[[ Data excerpts, beginning ]]
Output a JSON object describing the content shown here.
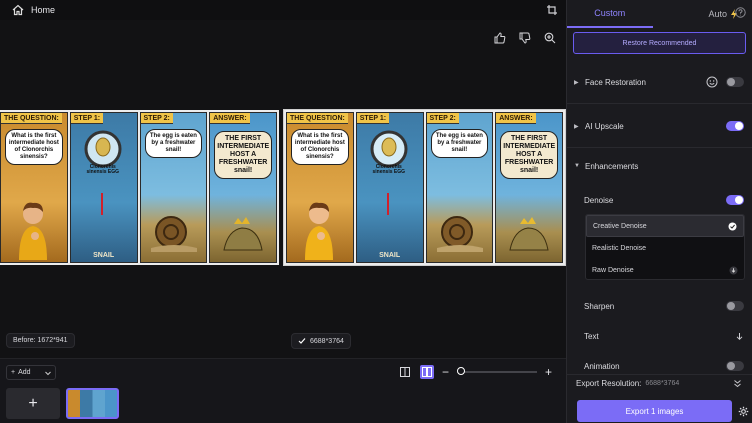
{
  "topbar": {
    "home_label": "Home"
  },
  "comic": {
    "panels": [
      {
        "title": "THE QUESTION:",
        "text": "What is the first intermediate host of Clonorchis sinensis?"
      },
      {
        "title": "STEP 1:",
        "egg_label": "Clonorchis sinensis EGG",
        "bottom_label": "SNAIL"
      },
      {
        "title": "STEP 2:",
        "text": "The egg is eaten by a freshwater snail!"
      },
      {
        "title": "ANSWER:",
        "text": "THE FIRST INTERMEDIATE HOST A FRESHWATER snail!"
      }
    ]
  },
  "tags": {
    "before": "Before: 1672*941",
    "resolution": "6688*3764"
  },
  "bottom": {
    "add_label": "Add",
    "add_tile": "+"
  },
  "zoom": {
    "minus": "−",
    "plus": "+",
    "level": 0
  },
  "panel": {
    "tabs": [
      {
        "label": "Custom"
      },
      {
        "label": "Auto"
      }
    ],
    "restore_label": "Restore Recommended",
    "face_restoration": {
      "label": "Face Restoration",
      "on": false
    },
    "ai_upscale": {
      "label": "AI Upscale",
      "on": true
    },
    "enhancements": {
      "label": "Enhancements"
    },
    "denoise": {
      "label": "Denoise",
      "on": true
    },
    "denoise_options": [
      "Creative Denoise",
      "Realistic Denoise",
      "Raw Denoise"
    ],
    "sharpen": {
      "label": "Sharpen",
      "on": false
    },
    "text": {
      "label": "Text"
    },
    "animation": {
      "label": "Animation",
      "on": false
    },
    "export_resolution": {
      "label": "Export Resolution:",
      "value": "6688*3764"
    },
    "export_button": "Export 1 images"
  },
  "colors": {
    "accent": "#7b6cf6",
    "background": "#0f0f11",
    "panel": "#1b1b1f"
  }
}
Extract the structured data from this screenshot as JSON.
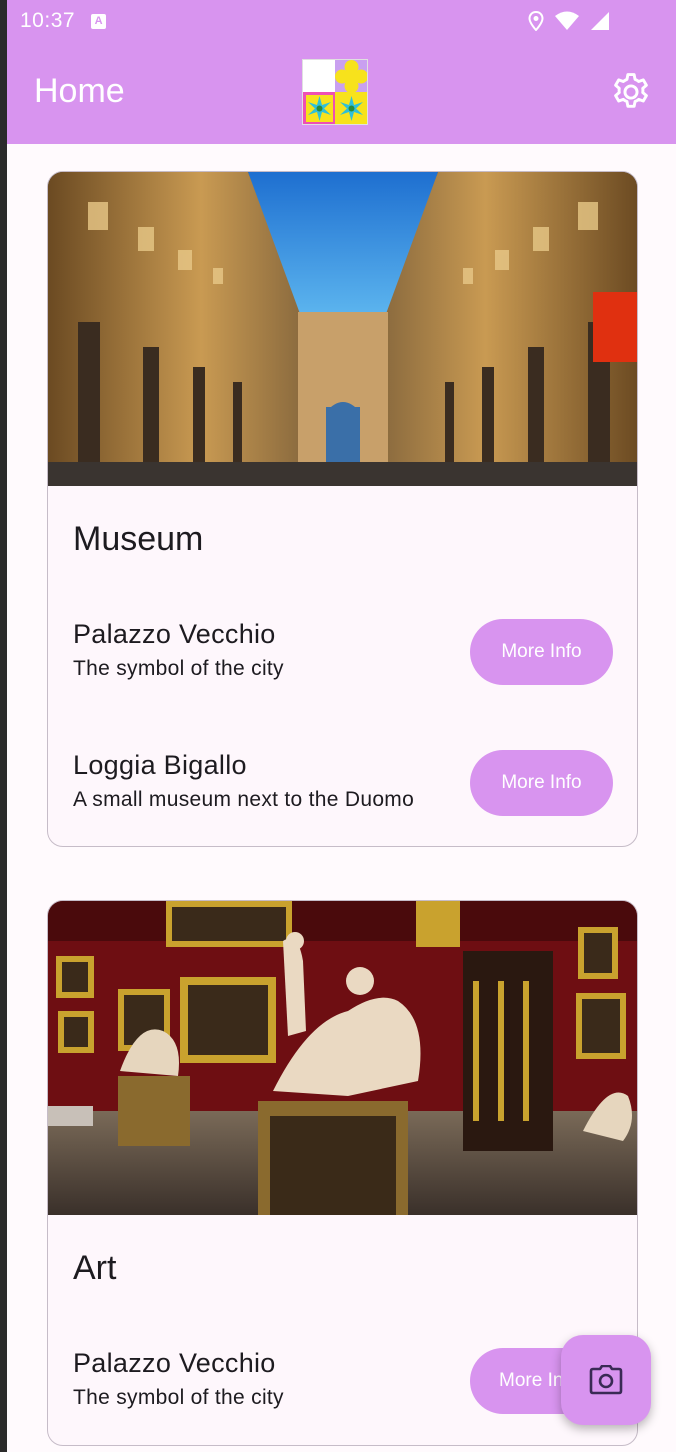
{
  "status_bar": {
    "time": "10:37",
    "notification_letter": "A",
    "icons": [
      "location-icon",
      "wifi-icon",
      "signal-icon"
    ]
  },
  "app_bar": {
    "title": "Home",
    "logo": "flowers-logo",
    "settings_icon": "gear-icon"
  },
  "colors": {
    "accent": "#d894ef",
    "card_background": "#fef7fc",
    "text": "#1d1b20",
    "fab_icon": "#3a2a55"
  },
  "cards": [
    {
      "title": "Museum",
      "image": "uffizi-courtyard-photo",
      "items": [
        {
          "name": "Palazzo Vecchio",
          "description": "The symbol of the city",
          "button_label": "More Info"
        },
        {
          "name": "Loggia Bigallo",
          "description": "A small museum next to the Duomo",
          "button_label": "More Info"
        }
      ]
    },
    {
      "title": "Art",
      "image": "gallery-sculptures-photo",
      "items": [
        {
          "name": "Palazzo Vecchio",
          "description": "The symbol of the city",
          "button_label": "More Info"
        }
      ]
    }
  ],
  "fab": {
    "icon": "camera-icon"
  }
}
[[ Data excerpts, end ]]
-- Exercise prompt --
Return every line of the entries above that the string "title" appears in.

-- Solved problem --
        "title": "THE QUESTION:",
        "title": "STEP 1:",
        "title": "STEP 2:",
        "title": "ANSWER:",
    "title": "Home",
      "title": "Museum",
      "title": "Art",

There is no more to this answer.